The optimistic approach – The rejectionist approach has shifted from the Palestinian to the Israeli side, and a change in our attitude could result in a breakthrough. Gone are the days when the Palestinian leadership advocated terrorism and rejected every peace initiative. Since Mahmoud Abbas replaced Arafat at the head of the PLO and the Palestinian Authority, the Palestinian leadership has taken an official and practical stand against terrorism. Given an Israeli partner, Abbas believes in bilateral diplomacy; absent one, he turns towards multilateral diplomacy. He instructs his security forces to cooperate with the Shin Bet and IDF in countering Hamas terrorism. He has accepted the principle of land swaps and the demand for a disarmed Palestinian state. The 2002 Arab Peace Initiative is still on the table, promising normalized relations with Israel should it move toward a negotiated agreement with the Palestinians. The initiative urges an agreed solution (which means an Israeli veto) to the refugee problem.
Moderate Palestinians still constitute a majority, despite all we have done to undermine their choice of diplomacy and security coordination. Israel must promote an initiative to resolve the conflict. Conditions are ripe for such a move once there is political will.
The vast majority of security veterans, diplomats and retired government officials free to express their views believe Israel is stronger than ever and should take advantage of opportunities rather than cowering against threats.
We are able to initiate an arrangement with the Palestinians that would preserve Israel as the democratic nation state of the Jewish people and dramatically improve our situation in the region. A proactive policy would reopen the doors to the club of liberal European democracies, which are our important partners in terms of values and trade. The optimistic approach would facilitate bipartisan US support and re-engagement with the American Jewish community.
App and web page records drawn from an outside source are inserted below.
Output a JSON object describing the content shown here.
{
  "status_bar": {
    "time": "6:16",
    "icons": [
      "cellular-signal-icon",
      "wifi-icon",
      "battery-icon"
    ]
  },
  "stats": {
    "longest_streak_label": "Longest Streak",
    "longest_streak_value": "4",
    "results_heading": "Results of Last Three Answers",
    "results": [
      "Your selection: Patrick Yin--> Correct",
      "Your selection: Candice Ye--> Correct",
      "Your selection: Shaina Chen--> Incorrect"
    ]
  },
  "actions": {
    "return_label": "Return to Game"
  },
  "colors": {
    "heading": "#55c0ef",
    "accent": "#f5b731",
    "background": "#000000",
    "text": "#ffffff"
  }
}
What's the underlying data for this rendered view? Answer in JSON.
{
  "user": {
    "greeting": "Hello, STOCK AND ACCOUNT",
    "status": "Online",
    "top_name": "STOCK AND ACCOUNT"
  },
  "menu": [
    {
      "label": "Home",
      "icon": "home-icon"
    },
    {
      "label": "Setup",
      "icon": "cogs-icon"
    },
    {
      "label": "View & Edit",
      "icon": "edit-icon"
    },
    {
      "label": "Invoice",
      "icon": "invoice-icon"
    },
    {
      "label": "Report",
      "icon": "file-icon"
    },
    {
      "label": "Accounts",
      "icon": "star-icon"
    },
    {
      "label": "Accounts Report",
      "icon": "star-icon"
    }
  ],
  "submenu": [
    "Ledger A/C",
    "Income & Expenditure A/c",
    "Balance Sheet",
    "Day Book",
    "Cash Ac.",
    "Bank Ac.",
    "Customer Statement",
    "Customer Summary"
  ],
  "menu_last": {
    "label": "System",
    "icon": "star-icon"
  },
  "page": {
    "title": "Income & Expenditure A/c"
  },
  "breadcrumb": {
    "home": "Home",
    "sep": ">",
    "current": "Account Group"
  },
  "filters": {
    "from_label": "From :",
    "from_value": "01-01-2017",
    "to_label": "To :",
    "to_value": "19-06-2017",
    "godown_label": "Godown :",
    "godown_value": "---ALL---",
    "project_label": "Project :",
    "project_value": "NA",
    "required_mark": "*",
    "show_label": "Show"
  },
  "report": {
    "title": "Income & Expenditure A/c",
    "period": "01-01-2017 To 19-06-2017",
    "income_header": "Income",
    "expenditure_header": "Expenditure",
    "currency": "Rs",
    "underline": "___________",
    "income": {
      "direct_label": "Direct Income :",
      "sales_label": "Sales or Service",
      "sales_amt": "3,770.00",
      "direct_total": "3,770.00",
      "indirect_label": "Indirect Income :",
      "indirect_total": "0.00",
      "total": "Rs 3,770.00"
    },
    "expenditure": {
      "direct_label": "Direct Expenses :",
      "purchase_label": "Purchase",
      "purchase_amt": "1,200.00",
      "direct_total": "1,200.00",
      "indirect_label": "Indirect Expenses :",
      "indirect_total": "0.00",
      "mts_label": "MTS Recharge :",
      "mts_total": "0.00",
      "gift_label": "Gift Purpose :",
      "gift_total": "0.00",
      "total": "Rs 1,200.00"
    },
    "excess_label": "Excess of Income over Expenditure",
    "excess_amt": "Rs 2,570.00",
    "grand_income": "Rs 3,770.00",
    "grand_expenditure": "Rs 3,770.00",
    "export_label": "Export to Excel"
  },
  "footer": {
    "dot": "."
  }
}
Perhaps the threat of annexation will give rise to the emergence of a diplomatic initiative led by the Center-Left in a spirit of self-assurance and hope rather than fear and victimhood. Absent an optimistic and pro-active approach, we would not have declared our independence and would not have signed peace treaties with Egypt and Jordan, which have changed our strategic position. The name of our anthem is “Hatikvah,” Hebrew for “the hope,” not “Hapachad,” Hebrew for “the fear.”
The writer is a board member at Mitvim – The Israeli Institute for Regional Foreign Policies and a former diplomat and policy adviser to president Shimon Peres.